Covid Crisis: 7 steps India took to ramp up oxygen supply amid shortage
Till about a month ago, India had thought that she had won the war against coronavirus disease. And then the second Covid-19 wave hit.
After the first wave last year, it appeared as though India’s response against coronavirus pandemic – barring a few hiccups like the migrant crisis - had largely worked. The Centre imposed a 68-day lockdown, the citizens abided – and the Centre and state governments used that time to strengthen the healthcare infrastructure, stocked up on ventilators, PPE kits, planned and initiated the vaccine drive. By mid February, it seemed that India had weathered the Covid-19 storm with its vaccine program well underway.
And then the second Covid-19 wave hit. To say that we as a nation were caught unawares about this second 'Covid Tsunami' will be an understatement. At the government level – both Centre and state - we had dropped the guard. Politicians held mega election rallies, states delayed putting in place curbs that would have prevented spikes in infections, and people like you and me had started partying and vacationing thinking the worst was behind us.
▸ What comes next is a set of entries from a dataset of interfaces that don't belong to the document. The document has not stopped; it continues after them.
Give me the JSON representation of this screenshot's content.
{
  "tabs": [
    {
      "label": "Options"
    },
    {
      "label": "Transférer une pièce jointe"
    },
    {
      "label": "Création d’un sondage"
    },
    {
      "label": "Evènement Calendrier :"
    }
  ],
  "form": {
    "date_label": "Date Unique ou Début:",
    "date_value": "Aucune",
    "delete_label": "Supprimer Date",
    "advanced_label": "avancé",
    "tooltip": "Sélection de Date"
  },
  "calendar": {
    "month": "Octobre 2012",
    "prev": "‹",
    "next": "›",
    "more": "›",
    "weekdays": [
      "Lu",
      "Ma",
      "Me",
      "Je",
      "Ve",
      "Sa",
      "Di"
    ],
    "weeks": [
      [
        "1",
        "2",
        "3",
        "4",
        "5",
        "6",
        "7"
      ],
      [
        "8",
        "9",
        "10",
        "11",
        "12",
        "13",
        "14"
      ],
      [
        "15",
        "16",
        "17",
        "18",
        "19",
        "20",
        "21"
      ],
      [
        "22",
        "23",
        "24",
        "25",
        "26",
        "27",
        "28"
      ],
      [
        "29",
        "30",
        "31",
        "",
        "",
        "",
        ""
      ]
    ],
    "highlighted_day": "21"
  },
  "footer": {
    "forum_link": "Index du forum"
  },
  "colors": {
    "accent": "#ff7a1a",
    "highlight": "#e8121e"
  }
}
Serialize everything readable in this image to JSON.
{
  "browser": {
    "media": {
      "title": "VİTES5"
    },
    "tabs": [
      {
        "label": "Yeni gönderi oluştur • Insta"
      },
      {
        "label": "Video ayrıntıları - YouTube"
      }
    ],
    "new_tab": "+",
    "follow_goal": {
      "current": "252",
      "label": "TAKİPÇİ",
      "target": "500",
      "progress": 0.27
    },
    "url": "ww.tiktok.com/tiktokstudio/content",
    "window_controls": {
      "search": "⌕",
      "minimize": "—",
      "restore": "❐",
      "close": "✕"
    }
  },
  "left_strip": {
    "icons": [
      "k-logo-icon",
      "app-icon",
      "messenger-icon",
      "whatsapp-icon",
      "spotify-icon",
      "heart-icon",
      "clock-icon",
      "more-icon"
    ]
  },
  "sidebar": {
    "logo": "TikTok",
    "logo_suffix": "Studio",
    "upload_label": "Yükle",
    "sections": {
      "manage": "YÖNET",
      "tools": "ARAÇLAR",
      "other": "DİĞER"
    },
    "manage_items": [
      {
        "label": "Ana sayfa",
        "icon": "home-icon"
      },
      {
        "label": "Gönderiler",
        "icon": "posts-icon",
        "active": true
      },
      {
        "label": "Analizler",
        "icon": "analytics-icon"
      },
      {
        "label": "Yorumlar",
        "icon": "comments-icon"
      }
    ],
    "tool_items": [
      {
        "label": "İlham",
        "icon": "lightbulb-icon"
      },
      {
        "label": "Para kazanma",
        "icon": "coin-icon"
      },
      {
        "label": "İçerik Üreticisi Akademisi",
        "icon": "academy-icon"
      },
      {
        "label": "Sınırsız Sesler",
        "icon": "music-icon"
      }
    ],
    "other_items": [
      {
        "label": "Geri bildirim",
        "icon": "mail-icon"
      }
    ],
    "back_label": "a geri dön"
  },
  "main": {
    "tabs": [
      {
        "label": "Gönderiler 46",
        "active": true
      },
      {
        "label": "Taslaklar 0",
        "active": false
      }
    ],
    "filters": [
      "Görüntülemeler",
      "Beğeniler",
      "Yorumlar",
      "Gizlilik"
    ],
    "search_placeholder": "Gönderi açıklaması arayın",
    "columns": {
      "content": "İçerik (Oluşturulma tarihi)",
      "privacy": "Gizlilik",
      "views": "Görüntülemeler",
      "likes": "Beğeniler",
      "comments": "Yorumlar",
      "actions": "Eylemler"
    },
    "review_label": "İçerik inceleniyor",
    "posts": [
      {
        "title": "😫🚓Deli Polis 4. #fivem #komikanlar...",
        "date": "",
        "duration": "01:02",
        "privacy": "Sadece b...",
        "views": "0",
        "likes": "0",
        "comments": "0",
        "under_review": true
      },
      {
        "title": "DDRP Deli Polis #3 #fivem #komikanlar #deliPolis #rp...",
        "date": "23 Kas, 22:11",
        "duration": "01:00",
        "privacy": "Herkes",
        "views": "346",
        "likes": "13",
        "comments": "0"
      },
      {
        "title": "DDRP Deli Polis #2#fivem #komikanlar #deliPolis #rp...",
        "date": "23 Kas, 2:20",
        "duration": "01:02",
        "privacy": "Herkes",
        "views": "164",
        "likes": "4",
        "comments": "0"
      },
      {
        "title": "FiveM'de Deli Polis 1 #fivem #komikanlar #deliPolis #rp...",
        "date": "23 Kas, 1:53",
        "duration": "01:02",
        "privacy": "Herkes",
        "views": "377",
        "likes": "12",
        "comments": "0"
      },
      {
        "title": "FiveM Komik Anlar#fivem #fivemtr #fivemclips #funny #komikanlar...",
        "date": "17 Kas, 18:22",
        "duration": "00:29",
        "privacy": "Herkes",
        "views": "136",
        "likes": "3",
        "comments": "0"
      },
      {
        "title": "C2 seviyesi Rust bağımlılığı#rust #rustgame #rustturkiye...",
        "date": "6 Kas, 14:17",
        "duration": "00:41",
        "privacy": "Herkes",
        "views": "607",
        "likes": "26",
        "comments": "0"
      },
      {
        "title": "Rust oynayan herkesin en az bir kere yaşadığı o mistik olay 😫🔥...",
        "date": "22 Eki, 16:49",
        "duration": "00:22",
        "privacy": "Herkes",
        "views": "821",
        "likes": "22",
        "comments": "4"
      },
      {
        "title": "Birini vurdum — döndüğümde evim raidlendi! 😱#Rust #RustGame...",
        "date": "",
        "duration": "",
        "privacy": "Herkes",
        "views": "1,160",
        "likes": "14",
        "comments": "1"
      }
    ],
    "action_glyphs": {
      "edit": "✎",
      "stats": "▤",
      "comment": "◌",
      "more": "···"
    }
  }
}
The wakeup call came only when the Covid-19 caseload spiked to a worrying high; overcrowded hospitals started raising oxygen SOSes, even turning patients away for lack of oxygen and beds. The tragic death of at least 20 Covid-19 patients of Jaipur Golden Hospital in northwest Delhi following a dip in oxygen pressure at the facility highlighted the scarcity. Heartbreaking visuals of mass cremations in Delhi, Uttar Pradesh, Madhya Pradesh and Gujarat exacerbated the ugly face of the ongoing pandemic.
Over the last several days, there has been anger and demands that the Centre ensure adequate oxygen supply. The Centre has since swung into action.
Here’s a look at the urgent steps initiated to address the shortage so that at least India does not lose more lives for lack of access to treatment than the virus itself.
STEP 1: BANNING NON-MEDICAL USE OF LIQUID OXYGEN
In order to ease the oxygen supply situation at hospitals treating Covid patients, the government on Sunday restricted the use of liquid oxygen to only medical use. The order also applies to the existing stock of liquid oxygen with manufacturing units. The government in its order has clarified that ‘No industry will be exempt from this order’.
STEP 2: 551 PSA MEDICAL OXYGEN GENERATION PLANTS OKAYED
Again on Sunday, the Centre approved allocation of funds for installation of 551 dedicated Pressure Swing Adsorption (PSO) Medical Oxygen Generation Plants inside public health facilities in the country. These plants will be established in identified Government hospitals in district headquarters.
STEP 3: STATES ADVISED ON LOCAL CONTAINMENT ZONES
The Union health ministry on Sunday also issued local containment guidelines for districts that have reported a test positivity of 10% or more in the last one week, or have more than 60% occupancy of oxygen-supported or ICU beds. The Ministry stressed on local containment zones for 14 days with clear boundaries and stringent controls to stop the spread of the virus.
STEP 4: RAILWAYS GEARS UP WITH OXYGEN EXPRESS
Meanwhile, Indian Railways has stepped up operations of the Oxygen Express trains to transport liquid medical oxygen to various states across the country. An ‘oxygen express’ train carrying about 70 tonnes of medical oxygen from the Jindal Steel Works plant in Raigarh is expected to reach oxygen starved Delhi by tonight. More such plans are being chalked out to ferry oxygen to the capital.
STEP 5: NAVY, IAF HELP TACKLE OXYGEN SHORTAGE
The Navy has also kicked off oxygen express ferries to island territories. On Sunday, INS Sharda transferred essential medical supplies to the Lakshadweep administration including 35 Oxygen cylinders, Rapid Antigen Detection Test kits, PPE gear and other items. The IAF has also been airlifting oxygen containers to filling stations to tackle oxygen shortage.
STEP 6: ITBP RE-OPENS COVID CARE FACILITY IN DELHI
The Indo-Tibetan Border Police (ITBP) today reopened its Covid care centre in south Delhi with 500 oxygenated beds. This was the world's largest centre and was closed down in February this year. The facility has now been re-opened on the request of Delhi government to the Home Ministry.
STEP 7: GLOBAL SUPPORT POURS IN
And finally, international support. Over the last 24 hours, the United States, Germany, UK and the European Union have shared their respective plans to provide assistance to India battling this severe pandemic. While the US has agreed to send raw materials needed for vaccine production in India, the UK has also announced sending life-saving medical equipment including ventilators and oxygen concentrator devices. German Chancellor Angela Merkel has also said that her government is "urgently" preparing a "mission of support" for India.
Some experts are of the view that these urgent measures are coming a little late in the day and we should have been better prepared for the second wave. But we will have time for recriminations and blame games later. Right now the need of the hour is to step up as a collective to battle this massive spike in cases and save as many lives as possible.